10. A conductor apparatus in accordance with claim 1 in which the shield also includes a metal foil layer between the dielectric material and the shield conductors and the auxiliary signal conductor. I

11 A coaxial cable comprising:

a center conductor means for carrying a primary signal;

insulation layer means surrounding said center conductor means; and
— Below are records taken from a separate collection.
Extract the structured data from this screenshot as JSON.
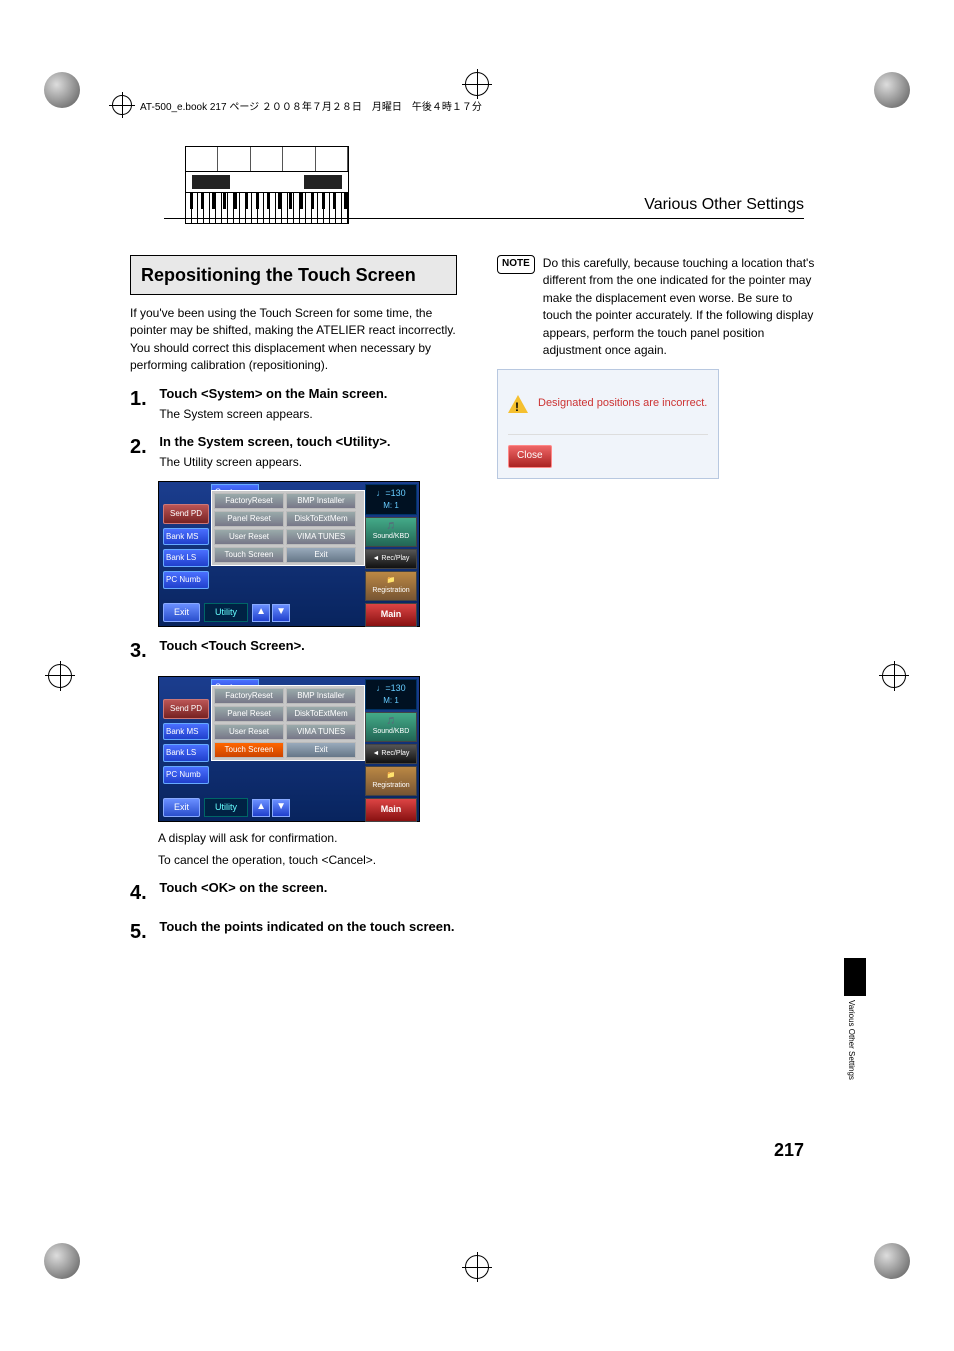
{
  "header_text": "AT-500_e.book  217 ページ  ２００８年７月２８日　月曜日　午後４時１７分",
  "section_title": "Various Other Settings",
  "side_text": "Various Other Settings",
  "page_number": "217",
  "boxed_heading": "Repositioning the Touch Screen",
  "intro": "If you've been using the Touch Screen for some time, the pointer may be shifted, making the ATELIER react incorrectly. You should correct this displacement when necessary by performing calibration (repositioning).",
  "steps": [
    {
      "num": "1.",
      "title": "Touch <System> on the Main screen.",
      "sub": "The System screen appears."
    },
    {
      "num": "2.",
      "title": "In the System screen, touch <Utility>.",
      "sub": "The Utility screen appears."
    },
    {
      "num": "3.",
      "title": "Touch <Touch Screen>.",
      "sub": ""
    },
    {
      "num": "4.",
      "title": "Touch <OK> on the screen.",
      "sub": ""
    },
    {
      "num": "5.",
      "title": "Touch the points indicated on the touch screen.",
      "sub": ""
    }
  ],
  "post_screenshot_text_a": "A display will ask for confirmation.",
  "post_screenshot_text_b": "To cancel the operation, touch <Cancel>.",
  "note_label": "NOTE",
  "note_text": "Do this carefully, because touching a location that's different from the one indicated for the pointer may make the displacement even worse. Be sure to touch the pointer accurately. If the following display appears, perform the touch panel position adjustment once again.",
  "dialog": {
    "message": "Designated positions are incorrect.",
    "close": "Close"
  },
  "ui": {
    "system_tab": "Syste",
    "sidebar": [
      "Send PD",
      "Bank MS",
      "Bank LS",
      "PC Numb"
    ],
    "popup_cells": [
      "FactoryReset",
      "BMP Installer",
      "Panel Reset",
      "DiskToExtMem",
      "User Reset",
      "VIMA TUNES",
      "Touch Screen"
    ],
    "popup_exit": "Exit",
    "tempo_value": "♩=130",
    "tempo_m": "M:    1",
    "right_tabs": {
      "sound": "🎵 Sound/KBD",
      "rec": "◄ Rec/Play",
      "reg": "📁 Registration",
      "main": "Main"
    },
    "bottom_exit": "Exit",
    "bottom_utility": "Utility"
  }
}
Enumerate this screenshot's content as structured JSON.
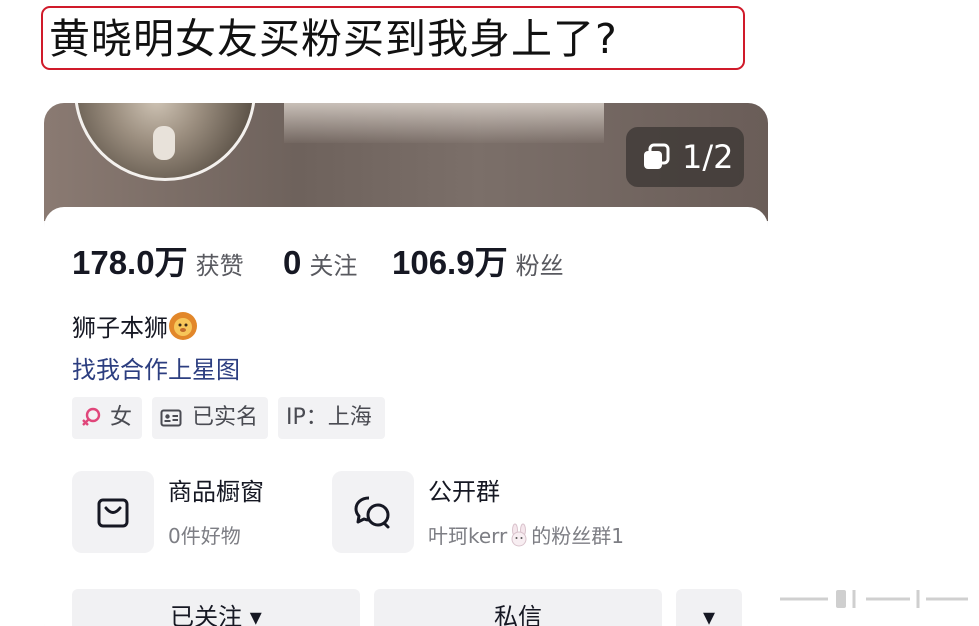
{
  "headline": "黄晓明女友买粉买到我身上了?",
  "cover": {
    "page_indicator": "1/2"
  },
  "stats": [
    {
      "value": "178.0万",
      "label": "获赞"
    },
    {
      "value": "0",
      "label": "关注"
    },
    {
      "value": "106.9万",
      "label": "粉丝"
    }
  ],
  "bio": {
    "name_line": "狮子本狮",
    "link": "找我合作上星图"
  },
  "tags": [
    {
      "icon": "female-icon",
      "text": "女"
    },
    {
      "icon": "id-card-icon",
      "text": "已实名"
    },
    {
      "icon": null,
      "text": "IP：上海"
    }
  ],
  "tiles": [
    {
      "icon": "shopping-bag-icon",
      "title": "商品橱窗",
      "subtitle": "0件好物"
    },
    {
      "icon": "chat-bubbles-icon",
      "title": "公开群",
      "subtitle_prefix": "叶珂kerr",
      "subtitle_suffix": "的粉丝群1"
    }
  ],
  "actions": {
    "follow_label": "已关注 ▾",
    "message_label": "私信",
    "more_label": "▾"
  },
  "colors": {
    "headline_border": "#d01a2a",
    "link": "#2c3e80",
    "female": "#e0467a"
  }
}
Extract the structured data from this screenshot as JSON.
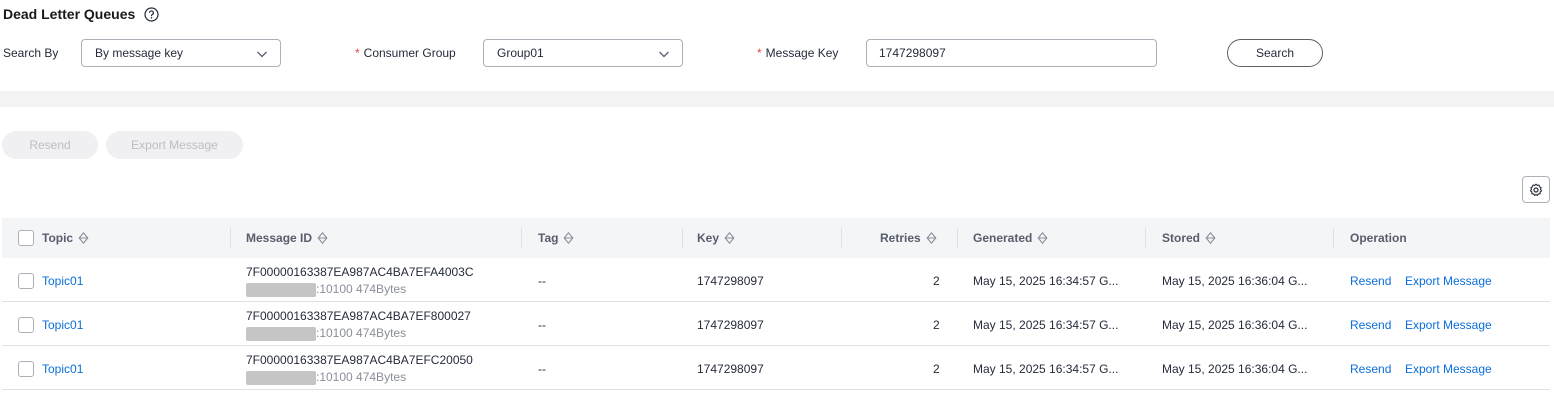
{
  "header": {
    "title": "Dead Letter Queues",
    "help_icon": "question-circle-icon"
  },
  "search": {
    "search_by_label": "Search By",
    "search_by_value": "By message key",
    "required_mark": "*",
    "consumer_group_label": "Consumer Group",
    "consumer_group_value": "Group01",
    "message_key_label": "Message Key",
    "message_key_value": "1747298097",
    "search_button": "Search"
  },
  "actions": {
    "resend": "Resend",
    "export_message": "Export Message"
  },
  "table": {
    "columns": {
      "topic": "Topic",
      "message_id": "Message ID",
      "tag": "Tag",
      "key": "Key",
      "retries": "Retries",
      "generated": "Generated",
      "stored": "Stored",
      "operation": "Operation"
    },
    "rows": [
      {
        "topic": "Topic01",
        "message_id": "7F00000163387EA987AC4BA7EFA4003C",
        "address_suffix": ":10100 474Bytes",
        "tag": "--",
        "key": "1747298097",
        "retries": "2",
        "generated": "May 15, 2025 16:34:57 G...",
        "stored": "May 15, 2025 16:36:04 G...",
        "op_resend": "Resend",
        "op_export": "Export Message"
      },
      {
        "topic": "Topic01",
        "message_id": "7F00000163387EA987AC4BA7EF800027",
        "address_suffix": ":10100 474Bytes",
        "tag": "--",
        "key": "1747298097",
        "retries": "2",
        "generated": "May 15, 2025 16:34:57 G...",
        "stored": "May 15, 2025 16:36:04 G...",
        "op_resend": "Resend",
        "op_export": "Export Message"
      },
      {
        "topic": "Topic01",
        "message_id": "7F00000163387EA987AC4BA7EFC20050",
        "address_suffix": ":10100 474Bytes",
        "tag": "--",
        "key": "1747298097",
        "retries": "2",
        "generated": "May 15, 2025 16:34:57 G...",
        "stored": "May 15, 2025 16:36:04 G...",
        "op_resend": "Resend",
        "op_export": "Export Message"
      }
    ]
  },
  "colors": {
    "link": "#0a6edb",
    "required": "#e54545",
    "header_bg": "#f4f5f6"
  }
}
electrical shield means surrounding said insulation layer means, said electrical shield means including bare electrical conductor means in electrical engagement with each other and extending around said insulation layer means and insulated electrical conductor means as part of said electrical shreld means, said insulated electrical conductor means being insulated from said bare electrical conductormeans to enable it to carry aseeondary signal there along and said electrical conductor means having substantially the same diameter so that said electrical shield means has a substantially uniform diameter along said cable.

Patent No. 3,594 9l Dated July 20 1971 Inventor(s) Donald lhack It is certified that error appears in the above-identified patent and that said Letters Patent are hereby corrected as shown below:
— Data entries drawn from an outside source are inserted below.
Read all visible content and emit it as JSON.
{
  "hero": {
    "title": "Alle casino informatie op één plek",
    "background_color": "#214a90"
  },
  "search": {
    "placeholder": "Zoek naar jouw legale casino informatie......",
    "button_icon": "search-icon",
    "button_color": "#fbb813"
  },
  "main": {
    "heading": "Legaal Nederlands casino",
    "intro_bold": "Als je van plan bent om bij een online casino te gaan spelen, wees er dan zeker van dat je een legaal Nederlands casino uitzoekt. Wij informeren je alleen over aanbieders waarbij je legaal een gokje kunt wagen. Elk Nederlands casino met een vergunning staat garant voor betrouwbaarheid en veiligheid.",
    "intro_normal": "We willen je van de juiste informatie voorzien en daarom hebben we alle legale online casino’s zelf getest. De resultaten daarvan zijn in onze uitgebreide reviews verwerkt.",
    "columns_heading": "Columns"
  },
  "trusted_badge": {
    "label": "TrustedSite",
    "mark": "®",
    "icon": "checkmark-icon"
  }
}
In the specification:

On column 1, line 13, after "shield" insert --or by merely winding to form a spiral wrapped shield-.

On column 2 line 4 after "Fig. 4" change "shielded" to is-.
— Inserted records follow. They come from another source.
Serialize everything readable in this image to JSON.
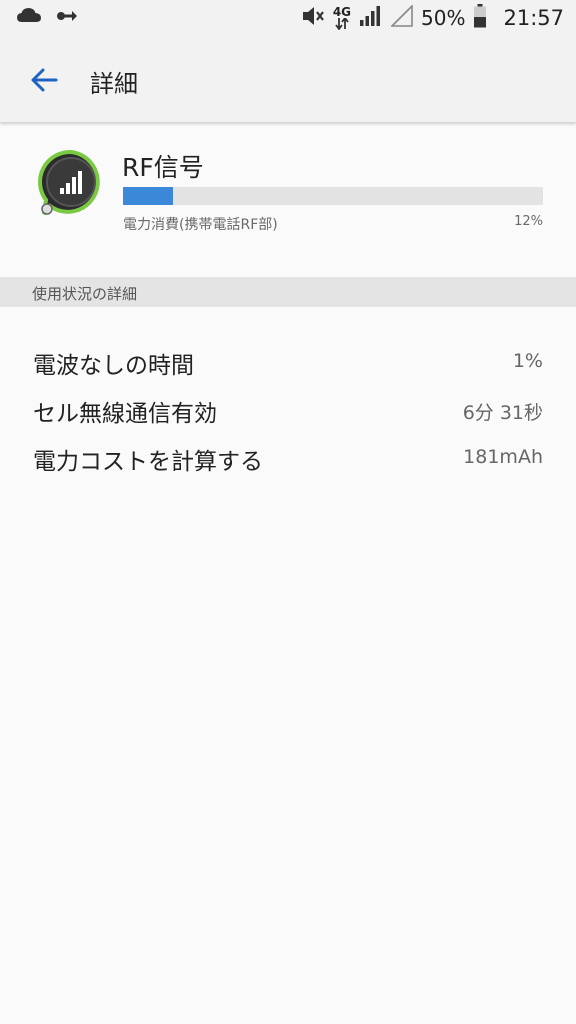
{
  "status_bar": {
    "left_icons": [
      "cloud-icon",
      "key-icon"
    ],
    "right_icons": [
      "mute-icon",
      "network-4g-icon",
      "signal-icon",
      "signal-empty-icon",
      "battery-icon"
    ],
    "network_label": "4G",
    "battery_percent": "50%",
    "time": "21:57"
  },
  "app_bar": {
    "back_icon": "arrow-back-icon",
    "title": "詳細"
  },
  "app_info": {
    "icon": "rf-signal-icon",
    "name": "RF信号",
    "usage_fraction": 0.12,
    "usage_caption": "電力消費(携帯電話RF部)",
    "usage_percent": "12%",
    "accent": "#3b87d8"
  },
  "section": {
    "title": "使用状況の詳細"
  },
  "details": [
    {
      "label": "電波なしの時間",
      "value": "1%"
    },
    {
      "label": "セル無線通信有効",
      "value": "6分 31秒"
    },
    {
      "label": "電力コストを計算する",
      "value": "181mAh"
    }
  ]
}
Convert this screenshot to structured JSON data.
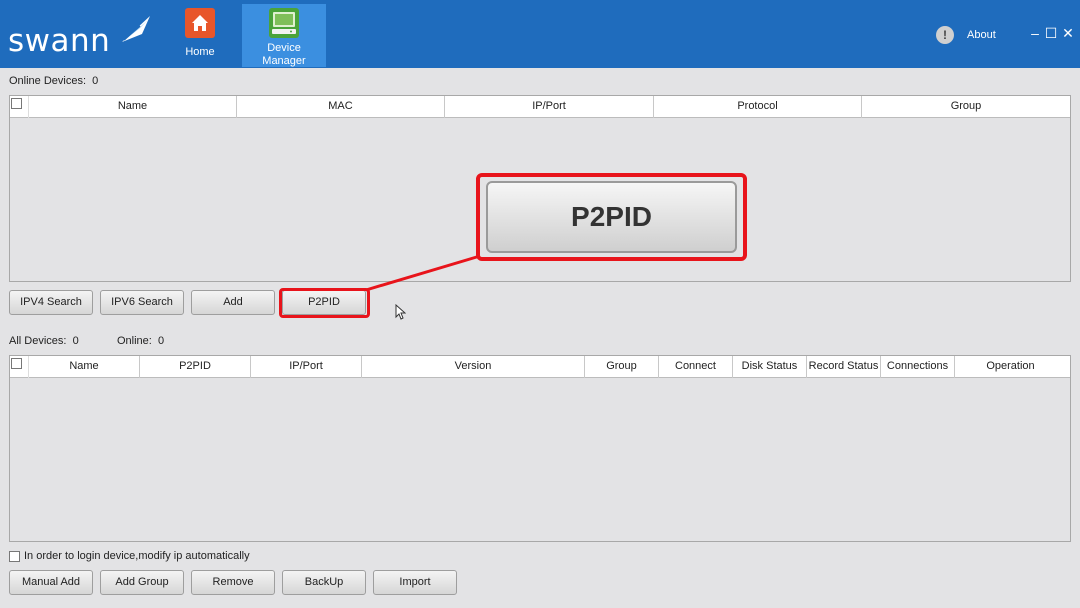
{
  "header": {
    "logo_text": "swann",
    "tabs": [
      {
        "label": "Home",
        "icon": "home-icon"
      },
      {
        "label": "Device\nManager",
        "label_line1": "Device",
        "label_line2": "Manager",
        "icon": "device-manager-icon"
      }
    ],
    "about_label": "About",
    "window_controls": {
      "minimize": "–",
      "maximize": "☐",
      "close": "✕"
    }
  },
  "online_devices": {
    "label": "Online Devices:",
    "count": "0",
    "columns": [
      "Name",
      "MAC",
      "IP/Port",
      "Protocol",
      "Group"
    ]
  },
  "search_buttons": {
    "ipv4": "IPV4 Search",
    "ipv6": "IPV6 Search",
    "add": "Add",
    "p2pid": "P2PID"
  },
  "callout": {
    "label": "P2PID"
  },
  "all_devices": {
    "label": "All Devices:",
    "count": "0",
    "online_label": "Online:",
    "online_count": "0",
    "columns": [
      "Name",
      "P2PID",
      "IP/Port",
      "Version",
      "Group",
      "Connect",
      "Disk Status",
      "Record Status",
      "Connections",
      "Operation"
    ]
  },
  "auto_modify_label": "In order to login device,modify ip automatically",
  "bottom_buttons": {
    "manual_add": "Manual Add",
    "add_group": "Add Group",
    "remove": "Remove",
    "backup": "BackUp",
    "import": "Import"
  },
  "colors": {
    "header_bg": "#1f6cbd",
    "active_tab_bg": "#3b8fe0",
    "highlight_red": "#e8141b",
    "body_bg": "#e3e3e5"
  }
}
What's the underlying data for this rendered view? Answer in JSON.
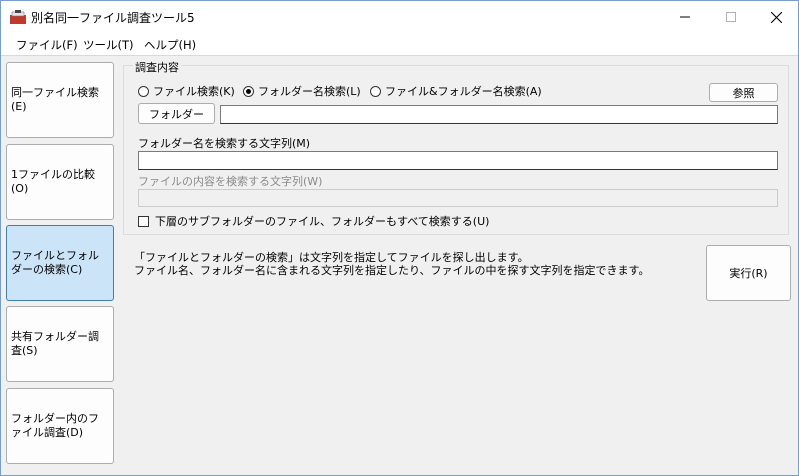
{
  "window": {
    "title": "別名同一ファイル調査ツール5",
    "controls": {
      "minimize": "—",
      "maximize": "☐",
      "close": "✕"
    }
  },
  "menu": [
    {
      "label": "ファイル(F)"
    },
    {
      "label": "ツール(T)"
    },
    {
      "label": "ヘルプ(H)"
    }
  ],
  "nav": [
    {
      "label": "同一ファイル検索(E)",
      "active": false
    },
    {
      "label": "1ファイルの比較(O)",
      "active": false
    },
    {
      "label": "ファイルとフォルダーの検索(C)",
      "active": true
    },
    {
      "label": "共有フォルダー調査(S)",
      "active": false
    },
    {
      "label": "フォルダー内のファイル調査(D)",
      "active": false
    }
  ],
  "group": {
    "title": "調査内容",
    "radios": [
      {
        "label": "ファイル検索(K)",
        "checked": false
      },
      {
        "label": "フォルダー名検索(L)",
        "checked": true
      },
      {
        "label": "ファイル&フォルダー名検索(A)",
        "checked": false
      }
    ],
    "browse_label": "参照",
    "folder_button_label": "フォルダー",
    "folder_value": "",
    "name_search_label": "フォルダー名を検索する文字列(M)",
    "name_search_value": "",
    "content_search_label": "ファイルの内容を検索する文字列(W)",
    "content_search_value": "",
    "subfolder_checkbox_label": "下層のサブフォルダーのファイル、フォルダーもすべて検索する(U)",
    "subfolder_checked": false
  },
  "description": {
    "line1": "「ファイルとフォルダーの検索」は文字列を指定してファイルを探し出します。",
    "line2": "ファイル名、フォルダー名に含まれる文字列を指定したり、ファイルの中を探す文字列を指定できます。"
  },
  "run_label": "実行(R)"
}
In the claims On column 3, claim 1, line 30, after "least" change "on" to -one-.

Signed and sealed this 15th day of February 1972.

(SEAL) Attest:

EDWARD M.FLETCHER,JR. ROBERT GOTTSCHALK Attesting Officer Commissioner of Patents

Patent Citations
Cited PatentFiling datePublication dateApplicantTitle
US2415652 *Jun 3, 1942Feb 11, 1947Kerite CompanyHigh-voltage cable
US2663752 *Mar 10, 1950Dec 22, 1953Bell Telephone Labor IncShielded electrical conductor with grounding strand
BE625018A * Title not available
*DE159553C Title not available
Non-Patent Citations
Reference
1 *New Products, ELECTRONICS WORLD, Vol. 72, No. 5 Nov. 1964, pp. 118, Tk 6540 R 623
Referenced by
Citing PatentFiling datePublication dateApplicantTitle
US4150249 *Dec 23, 1977Apr 17, 1979A/S Norsk KabelfabrikFlame resistant cable structure
US4157602 *Jul 24, 1975Jun 12, 1979The Gates Rubber CompanyLocking cable
US4187391 *Jan 10, 1978Feb 5, 1980Kupferdraht-Isolierwerk Ag WildeggHigh frequency coaxial cable and method of producing same
US4593153 *Oct 12, 1984Jun 3, 1986Audioplan Renate KuhnPower transmission cable, such as loudspeaker cable
US4767890 *Nov 17, 1986Aug 30, 1988Magnan David LHigh fidelity audio cable
US4822950 *Nov 25, 1987Apr 18, 1989Schmitt Richard JNickel/carbon fiber braided shield
US4840563 *Feb 11, 1988Jun 20, 1989Siemens AktiengesellschaftDental equipment having means for delivering RF and LF energy to a dental handpiece
US4960965 *Nov 18, 1988Oct 2, 1990Redmon Daniel WCoaxial cable with composite outer conductor
US5110999 *Dec 4, 1990May 5, 1992Todd BarberaAudiophile cable transferring power substantially free from phase delays
US5303630 *Apr 28, 1992Apr 19, 1994Belden Wire And Cable CompanyDouble serve braiding for jacketed cable
US5414211 *Dec 21, 1992May 9, 1995E-Systems, Inc.Device and method for shielding an electrically conductive cable from electromagnetic interference
US5563376 *Jan 3, 1995Oct 8, 1996W. L. Gore & Associates, IncHigh performance coaxial cable providing high density interface connections and method of making same
US5750930 *Sep 10, 1997May 12, 1998The Whitaker CorporationElectrical cable for use in a medical surgery environment
US5763836 *Jun 21, 1995Jun 9, 1998C & M Corporation Of ConnecticutRetractable multiconductor coil cord
US5808239 *Feb 29, 1996Sep 15, 1998Deepsea Power & LightVideo push-cable
US5926949 *May 29, 1997Jul 27, 1999Commscope, Inc. Of North CarolinaMethod of making coaxial cable
US5929374 *Jul 2, 1997Jul 27, 1999Garland; John W.Electric cable and connector system
US5939679 *Feb 9, 1998Aug 17, 1999Deep Sea Power & LightVideo push-cable
US5959245 *May 29, 1997Sep 28, 1999Commscope, Inc. Of North CarolinaCoaxial cable
US6137058 *Apr 21, 1999Oct 24, 2000Commscope, Inc. Of North CarolinaCoaxial cable
US6178915 *Oct 26, 1998Jan 30, 2001Anthony J. SalandraEmergency rescue aid system
US20110209893 *Feb 26, 2010Sep 1, 2011Chun-Chieh YuCable structure
Classifications
U.S. Classification174/36, 174/115, 174/107, 174/102.00R
International ClassificationH01B11/18
Cooperative ClassificationH01B11/1808
European ClassificationH01B11/18B